* Work to complete *
Repeat every entry word for word, skipping the pictures.

Component data from apps and pages:

▼▼▼

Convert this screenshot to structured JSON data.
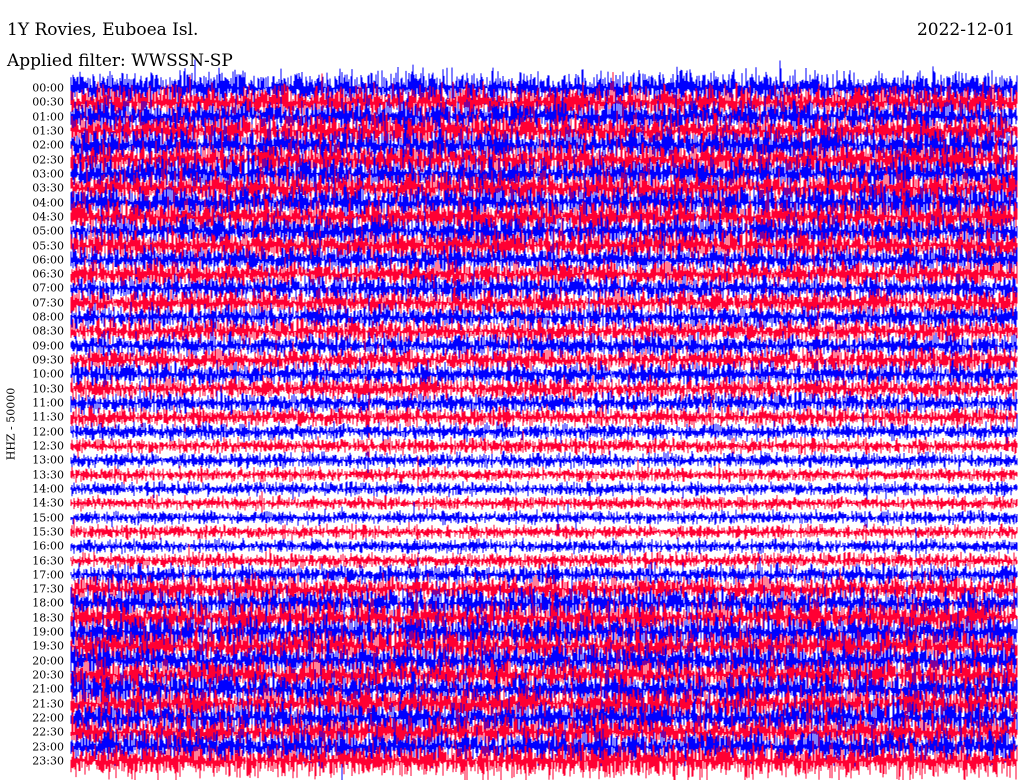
{
  "header": {
    "title": "1Y Rovies, Euboea Isl.",
    "date": "2022-12-01",
    "filter": "Applied filter: WWSSN-SP"
  },
  "chart_data": {
    "type": "line",
    "subtype": "helicorder",
    "title": "1Y Rovies, Euboea Isl.",
    "ylabel": "HHZ - 50000",
    "xlabel": "",
    "row_labels": [
      "00:00",
      "00:30",
      "01:00",
      "01:30",
      "02:00",
      "02:30",
      "03:00",
      "03:30",
      "04:00",
      "04:30",
      "05:00",
      "05:30",
      "06:00",
      "06:30",
      "07:00",
      "07:30",
      "08:00",
      "08:30",
      "09:00",
      "09:30",
      "10:00",
      "10:30",
      "11:00",
      "11:30",
      "12:00",
      "12:30",
      "13:00",
      "13:30",
      "14:00",
      "14:30",
      "15:00",
      "15:30",
      "16:00",
      "16:30",
      "17:00",
      "17:30",
      "18:00",
      "18:30",
      "19:00",
      "19:30",
      "20:00",
      "20:30",
      "21:00",
      "21:30",
      "22:00",
      "22:30",
      "23:00",
      "23:30"
    ],
    "relative_amplitude": [
      1.0,
      1.0,
      1.0,
      1.0,
      1.0,
      1.0,
      1.0,
      1.0,
      1.0,
      1.0,
      0.9,
      0.9,
      0.8,
      0.8,
      0.75,
      0.75,
      0.7,
      0.7,
      0.7,
      0.7,
      0.7,
      0.65,
      0.6,
      0.6,
      0.5,
      0.45,
      0.45,
      0.4,
      0.4,
      0.4,
      0.4,
      0.4,
      0.4,
      0.45,
      0.6,
      0.8,
      0.9,
      1.0,
      1.0,
      1.0,
      1.0,
      1.0,
      1.0,
      1.0,
      1.0,
      1.0,
      1.0,
      1.0
    ],
    "series_colors": [
      "#0000ff",
      "#ff0033"
    ]
  }
}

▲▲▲

* Solution *
Convert this screenshot to structured JSON data.
{
  "header": {
    "title": "1Y Rovies, Euboea Isl.",
    "date": "2022-12-01",
    "filter": "Applied filter: WWSSN-SP"
  },
  "chart_data": {
    "type": "line",
    "subtype": "helicorder",
    "title": "1Y Rovies, Euboea Isl.",
    "ylabel": "HHZ - 50000",
    "xlabel": "",
    "row_labels": [
      "00:00",
      "00:30",
      "01:00",
      "01:30",
      "02:00",
      "02:30",
      "03:00",
      "03:30",
      "04:00",
      "04:30",
      "05:00",
      "05:30",
      "06:00",
      "06:30",
      "07:00",
      "07:30",
      "08:00",
      "08:30",
      "09:00",
      "09:30",
      "10:00",
      "10:30",
      "11:00",
      "11:30",
      "12:00",
      "12:30",
      "13:00",
      "13:30",
      "14:00",
      "14:30",
      "15:00",
      "15:30",
      "16:00",
      "16:30",
      "17:00",
      "17:30",
      "18:00",
      "18:30",
      "19:00",
      "19:30",
      "20:00",
      "20:30",
      "21:00",
      "21:30",
      "22:00",
      "22:30",
      "23:00",
      "23:30"
    ],
    "relative_amplitude": [
      1.0,
      1.0,
      1.0,
      1.0,
      1.0,
      1.0,
      1.0,
      1.0,
      1.0,
      1.0,
      0.9,
      0.9,
      0.8,
      0.8,
      0.75,
      0.75,
      0.7,
      0.7,
      0.7,
      0.7,
      0.7,
      0.65,
      0.6,
      0.6,
      0.5,
      0.45,
      0.45,
      0.4,
      0.4,
      0.4,
      0.4,
      0.4,
      0.4,
      0.45,
      0.6,
      0.8,
      0.9,
      1.0,
      1.0,
      1.0,
      1.0,
      1.0,
      1.0,
      1.0,
      1.0,
      1.0,
      1.0,
      1.0
    ],
    "series_colors": [
      "#0000ff",
      "#ff0033"
    ]
  }
}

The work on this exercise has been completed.